- WORK ITEM -
The records below must be output exactly, without pictures.

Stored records

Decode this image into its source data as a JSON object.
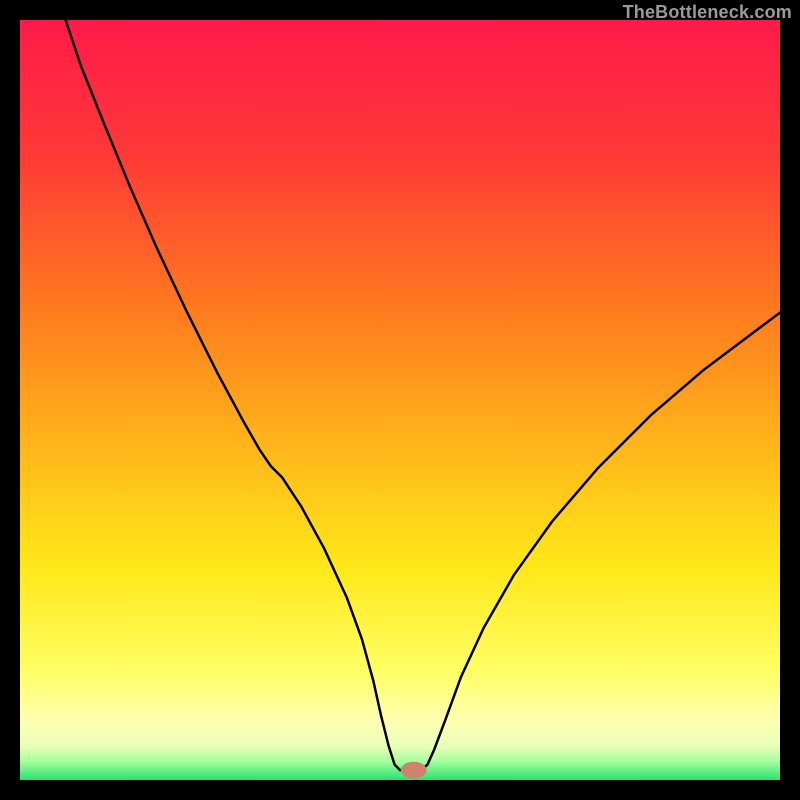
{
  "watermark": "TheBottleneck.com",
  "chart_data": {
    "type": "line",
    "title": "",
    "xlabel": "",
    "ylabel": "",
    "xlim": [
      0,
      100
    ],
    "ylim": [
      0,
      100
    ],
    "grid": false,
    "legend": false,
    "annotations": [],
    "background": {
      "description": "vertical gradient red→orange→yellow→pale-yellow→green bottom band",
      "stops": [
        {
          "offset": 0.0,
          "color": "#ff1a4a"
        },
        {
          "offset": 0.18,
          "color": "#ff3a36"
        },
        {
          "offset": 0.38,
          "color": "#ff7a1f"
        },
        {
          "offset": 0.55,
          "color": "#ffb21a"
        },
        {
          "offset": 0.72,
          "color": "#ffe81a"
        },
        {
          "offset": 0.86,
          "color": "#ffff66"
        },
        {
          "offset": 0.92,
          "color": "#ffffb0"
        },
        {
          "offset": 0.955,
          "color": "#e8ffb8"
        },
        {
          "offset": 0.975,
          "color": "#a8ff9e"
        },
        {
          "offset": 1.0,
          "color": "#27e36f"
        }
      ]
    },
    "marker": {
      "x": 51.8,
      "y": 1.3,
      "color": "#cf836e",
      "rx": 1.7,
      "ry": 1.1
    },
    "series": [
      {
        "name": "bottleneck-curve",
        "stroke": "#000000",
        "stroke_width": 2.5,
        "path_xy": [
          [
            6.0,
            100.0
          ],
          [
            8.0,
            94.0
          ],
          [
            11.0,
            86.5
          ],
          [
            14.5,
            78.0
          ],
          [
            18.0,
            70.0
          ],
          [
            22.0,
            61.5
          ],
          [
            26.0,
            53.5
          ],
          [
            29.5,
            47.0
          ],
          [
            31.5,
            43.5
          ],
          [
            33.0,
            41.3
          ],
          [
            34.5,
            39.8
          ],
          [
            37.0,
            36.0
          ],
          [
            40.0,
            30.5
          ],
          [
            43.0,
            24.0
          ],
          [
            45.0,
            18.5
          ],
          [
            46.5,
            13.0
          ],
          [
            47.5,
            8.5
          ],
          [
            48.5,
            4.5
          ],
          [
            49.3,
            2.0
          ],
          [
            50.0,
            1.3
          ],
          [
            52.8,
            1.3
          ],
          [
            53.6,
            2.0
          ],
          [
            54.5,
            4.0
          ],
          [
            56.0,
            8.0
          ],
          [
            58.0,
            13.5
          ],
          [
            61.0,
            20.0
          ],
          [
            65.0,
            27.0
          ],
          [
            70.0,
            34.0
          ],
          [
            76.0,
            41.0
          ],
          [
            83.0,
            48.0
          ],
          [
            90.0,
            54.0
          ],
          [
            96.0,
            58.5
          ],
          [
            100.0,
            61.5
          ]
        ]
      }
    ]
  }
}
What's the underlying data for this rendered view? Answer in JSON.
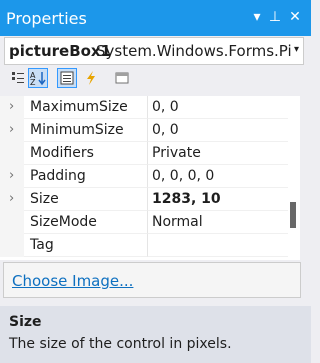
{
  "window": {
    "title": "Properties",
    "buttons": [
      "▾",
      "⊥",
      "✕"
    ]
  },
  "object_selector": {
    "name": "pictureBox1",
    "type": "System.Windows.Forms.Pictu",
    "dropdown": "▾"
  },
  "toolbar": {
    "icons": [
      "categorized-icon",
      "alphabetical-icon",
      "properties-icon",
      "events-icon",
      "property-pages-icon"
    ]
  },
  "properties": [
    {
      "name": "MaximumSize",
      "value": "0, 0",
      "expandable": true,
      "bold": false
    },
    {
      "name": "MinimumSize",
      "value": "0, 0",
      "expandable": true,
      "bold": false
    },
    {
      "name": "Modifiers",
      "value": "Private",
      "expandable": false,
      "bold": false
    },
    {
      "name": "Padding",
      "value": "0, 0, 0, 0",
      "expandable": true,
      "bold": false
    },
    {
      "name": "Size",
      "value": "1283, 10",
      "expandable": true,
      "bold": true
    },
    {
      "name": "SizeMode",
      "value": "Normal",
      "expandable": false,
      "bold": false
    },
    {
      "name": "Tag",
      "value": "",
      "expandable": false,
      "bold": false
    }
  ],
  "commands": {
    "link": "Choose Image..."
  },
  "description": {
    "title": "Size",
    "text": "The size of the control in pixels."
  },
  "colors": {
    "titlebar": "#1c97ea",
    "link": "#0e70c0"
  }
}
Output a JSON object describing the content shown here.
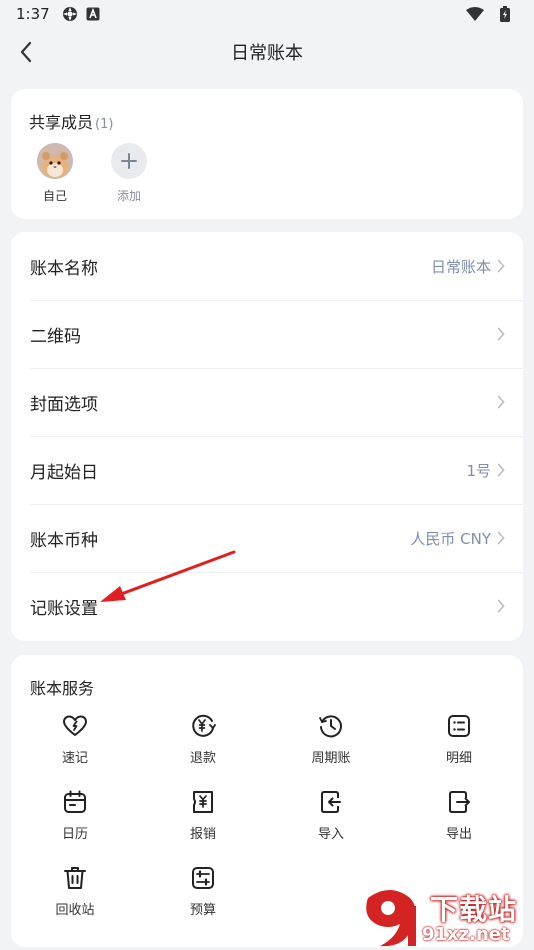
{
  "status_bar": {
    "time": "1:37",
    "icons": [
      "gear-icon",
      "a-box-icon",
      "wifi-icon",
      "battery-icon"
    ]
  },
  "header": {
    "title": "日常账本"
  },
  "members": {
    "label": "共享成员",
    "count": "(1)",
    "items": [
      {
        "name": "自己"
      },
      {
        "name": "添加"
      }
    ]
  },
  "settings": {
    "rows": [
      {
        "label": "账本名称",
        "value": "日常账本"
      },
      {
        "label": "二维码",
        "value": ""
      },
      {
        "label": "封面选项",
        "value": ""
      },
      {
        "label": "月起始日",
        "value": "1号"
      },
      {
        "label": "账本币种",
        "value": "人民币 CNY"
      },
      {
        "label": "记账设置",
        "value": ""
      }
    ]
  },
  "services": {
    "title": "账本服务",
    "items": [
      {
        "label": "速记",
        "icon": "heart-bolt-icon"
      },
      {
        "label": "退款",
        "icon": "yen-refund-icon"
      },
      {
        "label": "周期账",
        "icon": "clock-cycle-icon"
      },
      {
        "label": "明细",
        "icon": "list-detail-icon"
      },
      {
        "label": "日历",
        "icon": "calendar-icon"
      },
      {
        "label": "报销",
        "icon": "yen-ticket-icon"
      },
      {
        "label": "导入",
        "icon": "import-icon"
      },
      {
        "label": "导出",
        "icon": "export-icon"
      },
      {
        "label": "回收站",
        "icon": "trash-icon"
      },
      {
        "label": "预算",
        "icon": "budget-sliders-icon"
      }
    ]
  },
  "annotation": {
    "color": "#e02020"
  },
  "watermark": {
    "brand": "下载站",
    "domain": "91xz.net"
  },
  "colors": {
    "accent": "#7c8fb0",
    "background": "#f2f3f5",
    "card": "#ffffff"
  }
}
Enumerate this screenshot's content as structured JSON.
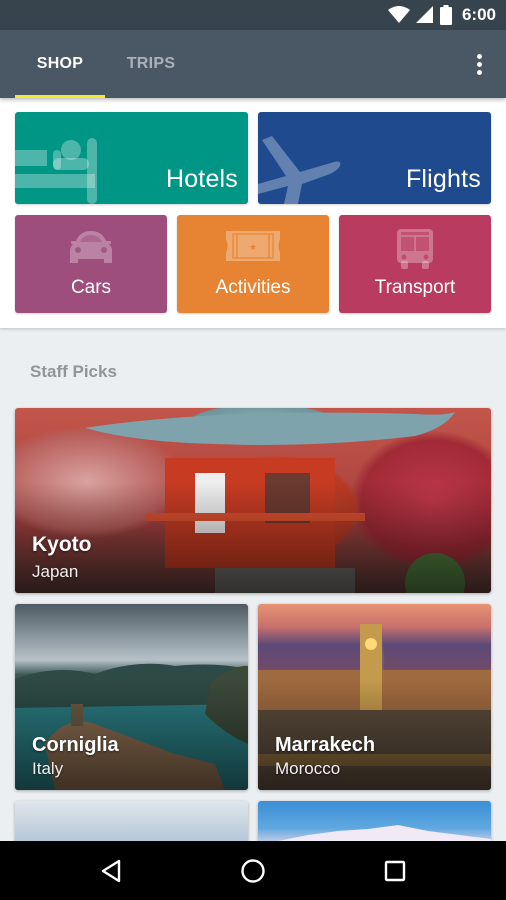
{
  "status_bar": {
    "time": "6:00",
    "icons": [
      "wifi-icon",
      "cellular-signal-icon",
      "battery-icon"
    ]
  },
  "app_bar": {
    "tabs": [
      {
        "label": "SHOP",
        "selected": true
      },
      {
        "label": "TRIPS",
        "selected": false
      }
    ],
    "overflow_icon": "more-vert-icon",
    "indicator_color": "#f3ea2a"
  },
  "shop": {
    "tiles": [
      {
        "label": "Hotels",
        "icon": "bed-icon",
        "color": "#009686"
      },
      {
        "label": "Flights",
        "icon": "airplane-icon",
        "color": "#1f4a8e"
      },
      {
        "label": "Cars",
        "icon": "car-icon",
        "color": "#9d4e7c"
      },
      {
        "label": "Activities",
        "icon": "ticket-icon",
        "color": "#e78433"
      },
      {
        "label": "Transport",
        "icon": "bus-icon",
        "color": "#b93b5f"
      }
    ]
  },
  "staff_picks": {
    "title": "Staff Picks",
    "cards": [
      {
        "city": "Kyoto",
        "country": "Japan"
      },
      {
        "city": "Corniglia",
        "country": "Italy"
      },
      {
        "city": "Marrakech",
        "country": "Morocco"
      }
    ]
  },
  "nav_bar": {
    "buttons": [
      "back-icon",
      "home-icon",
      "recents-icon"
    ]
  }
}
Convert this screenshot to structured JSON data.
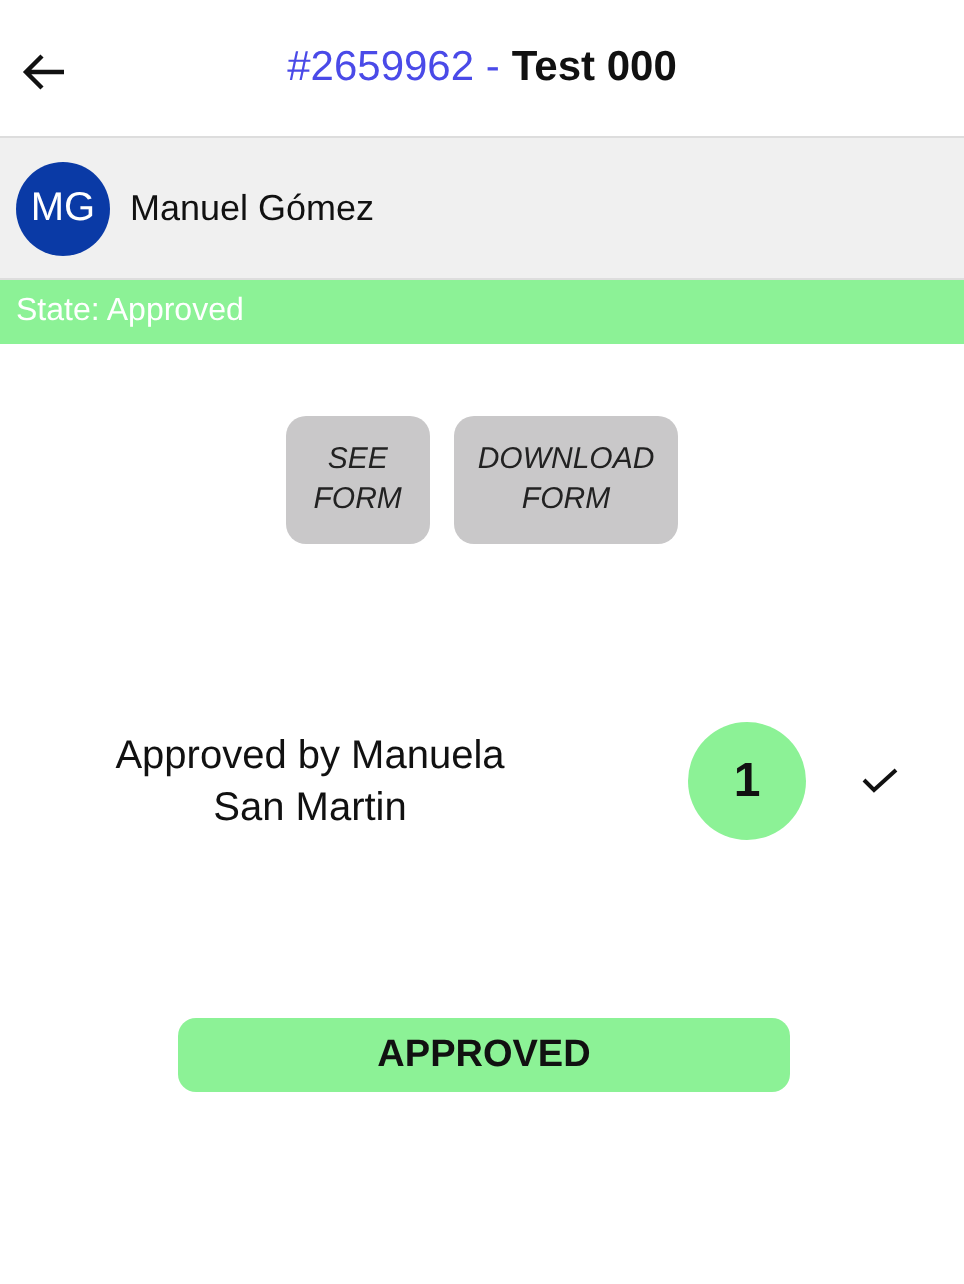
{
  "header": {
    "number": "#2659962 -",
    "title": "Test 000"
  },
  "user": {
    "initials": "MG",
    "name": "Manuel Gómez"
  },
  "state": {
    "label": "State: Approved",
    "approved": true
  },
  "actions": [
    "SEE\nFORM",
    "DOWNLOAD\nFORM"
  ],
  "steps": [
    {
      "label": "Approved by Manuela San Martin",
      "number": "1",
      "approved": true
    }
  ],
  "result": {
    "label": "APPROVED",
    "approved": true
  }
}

- EXERCISE RESPONSE -
Decode this image into its source data as a JSON object.
{
  "watermark": "TheBottleneck.com",
  "chart_data": {
    "type": "line",
    "title": "",
    "xlabel": "",
    "ylabel": "",
    "xlim": [
      0,
      100
    ],
    "ylim": [
      0,
      100
    ],
    "grid": false,
    "legend": false,
    "annotations": [],
    "background": {
      "description": "vertical gradient red→orange→yellow→pale-yellow→green bottom band",
      "stops": [
        {
          "offset": 0.0,
          "color": "#ff1a4a"
        },
        {
          "offset": 0.18,
          "color": "#ff3a36"
        },
        {
          "offset": 0.38,
          "color": "#ff7a1f"
        },
        {
          "offset": 0.55,
          "color": "#ffb21a"
        },
        {
          "offset": 0.72,
          "color": "#ffe81a"
        },
        {
          "offset": 0.86,
          "color": "#ffff66"
        },
        {
          "offset": 0.92,
          "color": "#ffffb0"
        },
        {
          "offset": 0.955,
          "color": "#e8ffb8"
        },
        {
          "offset": 0.975,
          "color": "#a8ff9e"
        },
        {
          "offset": 1.0,
          "color": "#27e36f"
        }
      ]
    },
    "marker": {
      "x": 51.8,
      "y": 1.3,
      "color": "#cf836e",
      "rx": 1.7,
      "ry": 1.1
    },
    "series": [
      {
        "name": "bottleneck-curve",
        "stroke": "#000000",
        "stroke_width": 2.5,
        "path_xy": [
          [
            6.0,
            100.0
          ],
          [
            8.0,
            94.0
          ],
          [
            11.0,
            86.5
          ],
          [
            14.5,
            78.0
          ],
          [
            18.0,
            70.0
          ],
          [
            22.0,
            61.5
          ],
          [
            26.0,
            53.5
          ],
          [
            29.5,
            47.0
          ],
          [
            31.5,
            43.5
          ],
          [
            33.0,
            41.3
          ],
          [
            34.5,
            39.8
          ],
          [
            37.0,
            36.0
          ],
          [
            40.0,
            30.5
          ],
          [
            43.0,
            24.0
          ],
          [
            45.0,
            18.5
          ],
          [
            46.5,
            13.0
          ],
          [
            47.5,
            8.5
          ],
          [
            48.5,
            4.5
          ],
          [
            49.3,
            2.0
          ],
          [
            50.0,
            1.3
          ],
          [
            52.8,
            1.3
          ],
          [
            53.6,
            2.0
          ],
          [
            54.5,
            4.0
          ],
          [
            56.0,
            8.0
          ],
          [
            58.0,
            13.5
          ],
          [
            61.0,
            20.0
          ],
          [
            65.0,
            27.0
          ],
          [
            70.0,
            34.0
          ],
          [
            76.0,
            41.0
          ],
          [
            83.0,
            48.0
          ],
          [
            90.0,
            54.0
          ],
          [
            96.0,
            58.5
          ],
          [
            100.0,
            61.5
          ]
        ]
      }
    ]
  }
}
What's the underlying data for this rendered view? Answer in JSON.
{
  "window": {
    "title": "Properties",
    "buttons": [
      "▾",
      "⊥",
      "✕"
    ]
  },
  "object_selector": {
    "name": "pictureBox1",
    "type": "System.Windows.Forms.Pictu",
    "dropdown": "▾"
  },
  "toolbar": {
    "icons": [
      "categorized-icon",
      "alphabetical-icon",
      "properties-icon",
      "events-icon",
      "property-pages-icon"
    ]
  },
  "properties": [
    {
      "name": "MaximumSize",
      "value": "0, 0",
      "expandable": true,
      "bold": false
    },
    {
      "name": "MinimumSize",
      "value": "0, 0",
      "expandable": true,
      "bold": false
    },
    {
      "name": "Modifiers",
      "value": "Private",
      "expandable": false,
      "bold": false
    },
    {
      "name": "Padding",
      "value": "0, 0, 0, 0",
      "expandable": true,
      "bold": false
    },
    {
      "name": "Size",
      "value": "1283, 10",
      "expandable": true,
      "bold": true
    },
    {
      "name": "SizeMode",
      "value": "Normal",
      "expandable": false,
      "bold": false
    },
    {
      "name": "Tag",
      "value": "",
      "expandable": false,
      "bold": false
    }
  ],
  "commands": {
    "link": "Choose Image..."
  },
  "description": {
    "title": "Size",
    "text": "The size of the control in pixels."
  },
  "colors": {
    "titlebar": "#1c97ea",
    "link": "#0e70c0"
  }
}
Output a JSON object describing the content shown here.
{
  "status_bar": {
    "time": "1:37",
    "icons": [
      "gear-icon",
      "a-box-icon",
      "wifi-icon",
      "battery-icon"
    ]
  },
  "header": {
    "title": "日常账本"
  },
  "members": {
    "label": "共享成员",
    "count": "(1)",
    "items": [
      {
        "name": "自己"
      },
      {
        "name": "添加"
      }
    ]
  },
  "settings": {
    "rows": [
      {
        "label": "账本名称",
        "value": "日常账本"
      },
      {
        "label": "二维码",
        "value": ""
      },
      {
        "label": "封面选项",
        "value": ""
      },
      {
        "label": "月起始日",
        "value": "1号"
      },
      {
        "label": "账本币种",
        "value": "人民币 CNY"
      },
      {
        "label": "记账设置",
        "value": ""
      }
    ]
  },
  "services": {
    "title": "账本服务",
    "items": [
      {
        "label": "速记",
        "icon": "heart-bolt-icon"
      },
      {
        "label": "退款",
        "icon": "yen-refund-icon"
      },
      {
        "label": "周期账",
        "icon": "clock-cycle-icon"
      },
      {
        "label": "明细",
        "icon": "list-detail-icon"
      },
      {
        "label": "日历",
        "icon": "calendar-icon"
      },
      {
        "label": "报销",
        "icon": "yen-ticket-icon"
      },
      {
        "label": "导入",
        "icon": "import-icon"
      },
      {
        "label": "导出",
        "icon": "export-icon"
      },
      {
        "label": "回收站",
        "icon": "trash-icon"
      },
      {
        "label": "预算",
        "icon": "budget-sliders-icon"
      }
    ]
  },
  "annotation": {
    "color": "#e02020"
  },
  "watermark": {
    "brand": "下载站",
    "domain": "91xz.net"
  },
  "colors": {
    "accent": "#7c8fb0",
    "background": "#f2f3f5",
    "card": "#ffffff"
  }
}
Enumerate this screenshot's content as structured JSON.
{
  "status_bar": {
    "time": "6:00",
    "icons": [
      "wifi-icon",
      "cellular-signal-icon",
      "battery-icon"
    ]
  },
  "app_bar": {
    "tabs": [
      {
        "label": "SHOP",
        "selected": true
      },
      {
        "label": "TRIPS",
        "selected": false
      }
    ],
    "overflow_icon": "more-vert-icon",
    "indicator_color": "#f3ea2a"
  },
  "shop": {
    "tiles": [
      {
        "label": "Hotels",
        "icon": "bed-icon",
        "color": "#009686"
      },
      {
        "label": "Flights",
        "icon": "airplane-icon",
        "color": "#1f4a8e"
      },
      {
        "label": "Cars",
        "icon": "car-icon",
        "color": "#9d4e7c"
      },
      {
        "label": "Activities",
        "icon": "ticket-icon",
        "color": "#e78433"
      },
      {
        "label": "Transport",
        "icon": "bus-icon",
        "color": "#b93b5f"
      }
    ]
  },
  "staff_picks": {
    "title": "Staff Picks",
    "cards": [
      {
        "city": "Kyoto",
        "country": "Japan"
      },
      {
        "city": "Corniglia",
        "country": "Italy"
      },
      {
        "city": "Marrakech",
        "country": "Morocco"
      }
    ]
  },
  "nav_bar": {
    "buttons": [
      "back-icon",
      "home-icon",
      "recents-icon"
    ]
  }
}
Convert this screenshot to structured JSON data.
{
  "header": {
    "number": "#2659962 -",
    "title": "Test 000"
  },
  "user": {
    "initials": "MG",
    "name": "Manuel Gómez"
  },
  "state": {
    "label": "State: Approved",
    "approved": true
  },
  "actions": [
    "SEE\nFORM",
    "DOWNLOAD\nFORM"
  ],
  "steps": [
    {
      "label": "Approved by Manuela San Martin",
      "number": "1",
      "approved": true
    }
  ],
  "result": {
    "label": "APPROVED",
    "approved": true
  }
}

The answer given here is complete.